Element data from apps and pages
Content starts
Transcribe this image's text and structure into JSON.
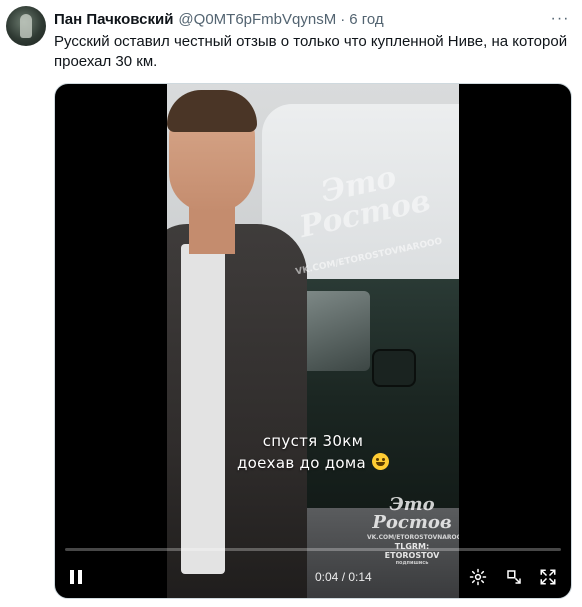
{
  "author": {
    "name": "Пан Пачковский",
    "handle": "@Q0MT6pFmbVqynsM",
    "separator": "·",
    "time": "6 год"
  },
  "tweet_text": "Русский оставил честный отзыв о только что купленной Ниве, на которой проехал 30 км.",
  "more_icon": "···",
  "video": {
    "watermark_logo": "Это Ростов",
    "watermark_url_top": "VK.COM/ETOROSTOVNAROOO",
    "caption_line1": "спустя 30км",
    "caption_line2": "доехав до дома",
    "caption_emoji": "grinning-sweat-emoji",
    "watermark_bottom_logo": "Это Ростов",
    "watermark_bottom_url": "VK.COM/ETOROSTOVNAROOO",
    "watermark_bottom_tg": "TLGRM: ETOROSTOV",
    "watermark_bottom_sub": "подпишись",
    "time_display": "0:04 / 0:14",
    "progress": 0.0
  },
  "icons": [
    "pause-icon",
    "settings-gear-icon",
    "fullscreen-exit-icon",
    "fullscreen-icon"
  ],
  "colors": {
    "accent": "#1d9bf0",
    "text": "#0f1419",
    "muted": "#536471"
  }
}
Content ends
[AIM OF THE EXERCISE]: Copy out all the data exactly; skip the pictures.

[COMPLETED TASK]:
Transcribe this image's text and structure into JSON.
{
  "author": {
    "name": "Пан Пачковский",
    "handle": "@Q0MT6pFmbVqynsM",
    "separator": "·",
    "time": "6 год"
  },
  "tweet_text": "Русский оставил честный отзыв о только что купленной Ниве, на которой проехал 30 км.",
  "more_icon": "···",
  "video": {
    "watermark_logo": "Это Ростов",
    "watermark_url_top": "VK.COM/ETOROSTOVNAROOO",
    "caption_line1": "спустя 30км",
    "caption_line2": "доехав до дома",
    "caption_emoji": "grinning-sweat-emoji",
    "watermark_bottom_logo": "Это Ростов",
    "watermark_bottom_url": "VK.COM/ETOROSTOVNAROOO",
    "watermark_bottom_tg": "TLGRM: ETOROSTOV",
    "watermark_bottom_sub": "подпишись",
    "time_display": "0:04 / 0:14",
    "progress": 0.0
  },
  "icons": [
    "pause-icon",
    "settings-gear-icon",
    "fullscreen-exit-icon",
    "fullscreen-icon"
  ],
  "colors": {
    "accent": "#1d9bf0",
    "text": "#0f1419",
    "muted": "#536471"
  }
}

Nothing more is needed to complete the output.